In any village, town or city, the involvement of its people in day-to-day affairs is necessary for a truly vibrant, communal atmosphere.

We have the reputation of being a retirement area and appear to struggle to bring together sufficient numbers to really have such a community that truly represents adequately the size of town we are and would wish to be.

Added to this, we appear to be losing valued people that have made our town a really good place to live.

Two have recently died, much to the sorrow of many. Dr. Mike Pilkington was a local GP for many years, and was mine for some of them.

He was an absolute gentleman, always courteous, friendly and approachable, a joy to be around and to know.

I wouldn’t have said that he was particularly a “trier of new things” but I do remember he was one of the first people locally to purchase an Austin Allegro, a car reported to be ahead of its time with its much hyped “gas based” suspension.

But it was a bit of a disaster for the doctor who was let down badly on his rounds when the suspension collapsed, leaving him stranded far from home on a busy day.

The second recent loss is of Dorothy Hardiman. Dorothy and her husband Gordon lived and worked for many years in Station Street, running the tobacconist’s and sweet shop.

In later years, and in retirement, Dorothy involved herself in all sorts of town activities including notably and for many years, the hospital’s League of Friends. Always bright, always smiling and always busy doing something worthwhile. People like these are hard to replace.

Another loss, heartfelt by many, is the retirement of our Methodist minister, the Rev Daphne Lloyd.

A remarkable lady, she has seen the chapel through some difficult times, the biggest being the structural problems that have beset the building over recent years.

There is much more work yet to be done here, and further expensive work at that. A Pinnacle Appeal has been launched to bring in more much needed funds.

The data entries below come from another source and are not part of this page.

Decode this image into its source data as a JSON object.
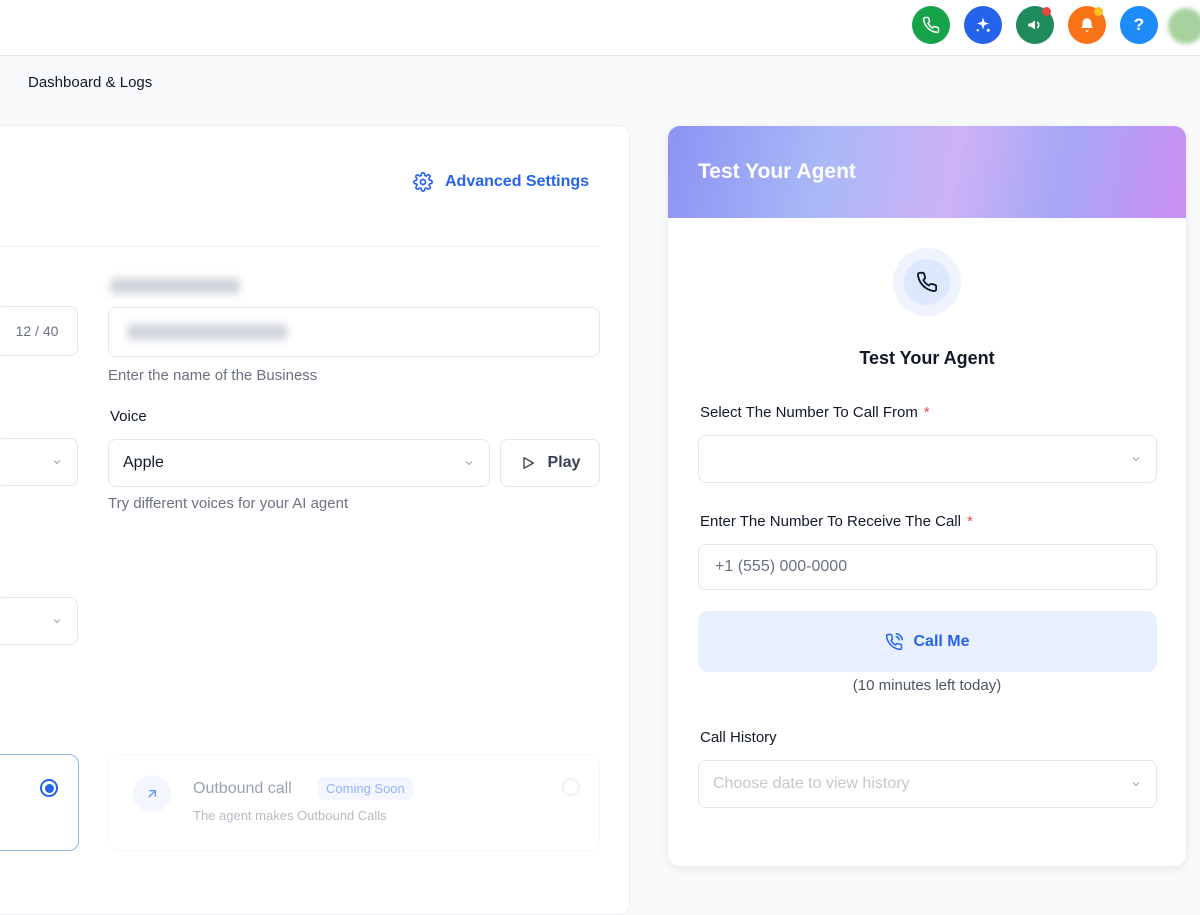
{
  "topbar": {
    "icons": [
      {
        "name": "phone-icon",
        "color": "#16a34a"
      },
      {
        "name": "sparkle-icon",
        "color": "#2563eb"
      },
      {
        "name": "megaphone-icon",
        "color": "#1f8a5b",
        "badge_color": "#ef4444"
      },
      {
        "name": "bell-icon",
        "color": "#f97316",
        "badge_color": "#fbbf24"
      },
      {
        "name": "help-icon",
        "color": "#1d8cf8",
        "glyph": "?"
      }
    ]
  },
  "breadcrumb": "Dashboard & Logs",
  "config": {
    "advanced_settings": "Advanced Settings",
    "name_counter": "12 / 40",
    "business_help": "Enter the name of the Business",
    "voice_label": "Voice",
    "voice_value": "Apple",
    "play_label": "Play",
    "voice_help": "Try different voices for your AI agent",
    "outbound_title": "Outbound call",
    "coming_soon": "Coming Soon",
    "outbound_desc": "The agent makes Outbound Calls"
  },
  "test_panel": {
    "header_title": "Test Your Agent",
    "title": "Test Your Agent",
    "from_label": "Select The Number To Call From",
    "required_mark": "*",
    "receive_label": "Enter The Number To Receive The Call",
    "receive_placeholder": "+1 (555) 000-0000",
    "call_button": "Call Me",
    "minutes_left": "(10 minutes left today)",
    "history_label": "Call History",
    "history_placeholder": "Choose date to view history"
  },
  "colors": {
    "accent": "#2563eb",
    "required": "#ef4444"
  }
}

There is no doubt, however, that the outstanding problems will be overcome, with leadership like the church has just had. I am sure we all wish Rev Lloyd a long and happy retirement.